Assignment:
Copy the data that follows exactly as it is, excluding all pictures.

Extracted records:
=== Begin Enclosure ===

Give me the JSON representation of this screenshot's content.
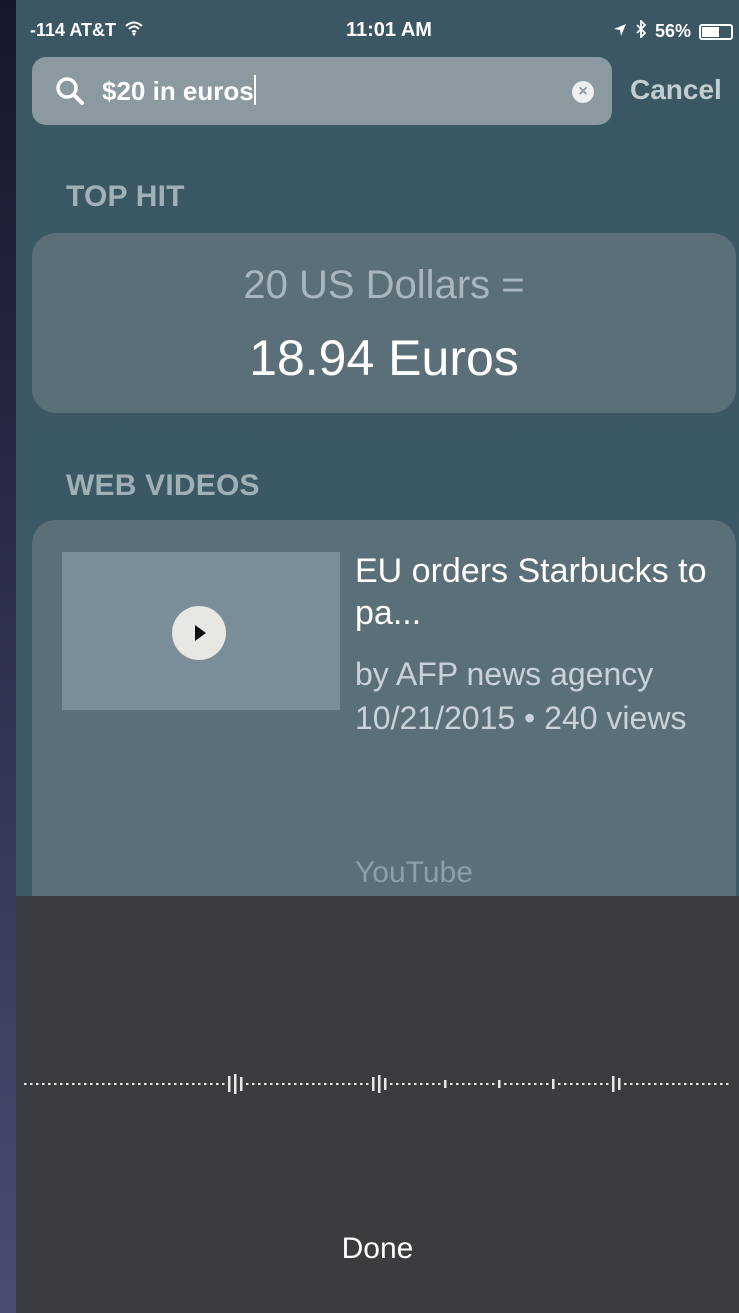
{
  "status_bar": {
    "carrier": "-114 AT&T",
    "time": "11:01 AM",
    "battery": "56%",
    "battery_level": 0.56,
    "icons": [
      "wifi-icon",
      "location-arrow-icon",
      "bluetooth-icon",
      "battery-icon"
    ]
  },
  "search": {
    "query": "$20 in euros",
    "cancel_label": "Cancel"
  },
  "top_hit": {
    "section_label": "TOP HIT",
    "conversion_from": "20 US Dollars =",
    "conversion_to": "18.94 Euros"
  },
  "web_videos": {
    "section_label": "WEB VIDEOS",
    "items": [
      {
        "title": "EU orders Starbucks to pa...",
        "meta": "by AFP news agency 10/21/2015 • 240 views",
        "source": "YouTube"
      }
    ]
  },
  "dictation": {
    "done_label": "Done"
  },
  "colors": {
    "background": "#3b5965",
    "card": "#5b6f79",
    "dictation_panel": "#3b3c40"
  }
}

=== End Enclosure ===

Expected answer:
Give me the JSON representation of this screenshot's content.
{
  "status_bar": {
    "carrier": "-114 AT&T",
    "time": "11:01 AM",
    "battery": "56%",
    "battery_level": 0.56,
    "icons": [
      "wifi-icon",
      "location-arrow-icon",
      "bluetooth-icon",
      "battery-icon"
    ]
  },
  "search": {
    "query": "$20 in euros",
    "cancel_label": "Cancel"
  },
  "top_hit": {
    "section_label": "TOP HIT",
    "conversion_from": "20 US Dollars =",
    "conversion_to": "18.94 Euros"
  },
  "web_videos": {
    "section_label": "WEB VIDEOS",
    "items": [
      {
        "title": "EU orders Starbucks to pa...",
        "meta": "by AFP news agency 10/21/2015 • 240 views",
        "source": "YouTube"
      }
    ]
  },
  "dictation": {
    "done_label": "Done"
  },
  "colors": {
    "background": "#3b5965",
    "card": "#5b6f79",
    "dictation_panel": "#3b3c40"
  }
}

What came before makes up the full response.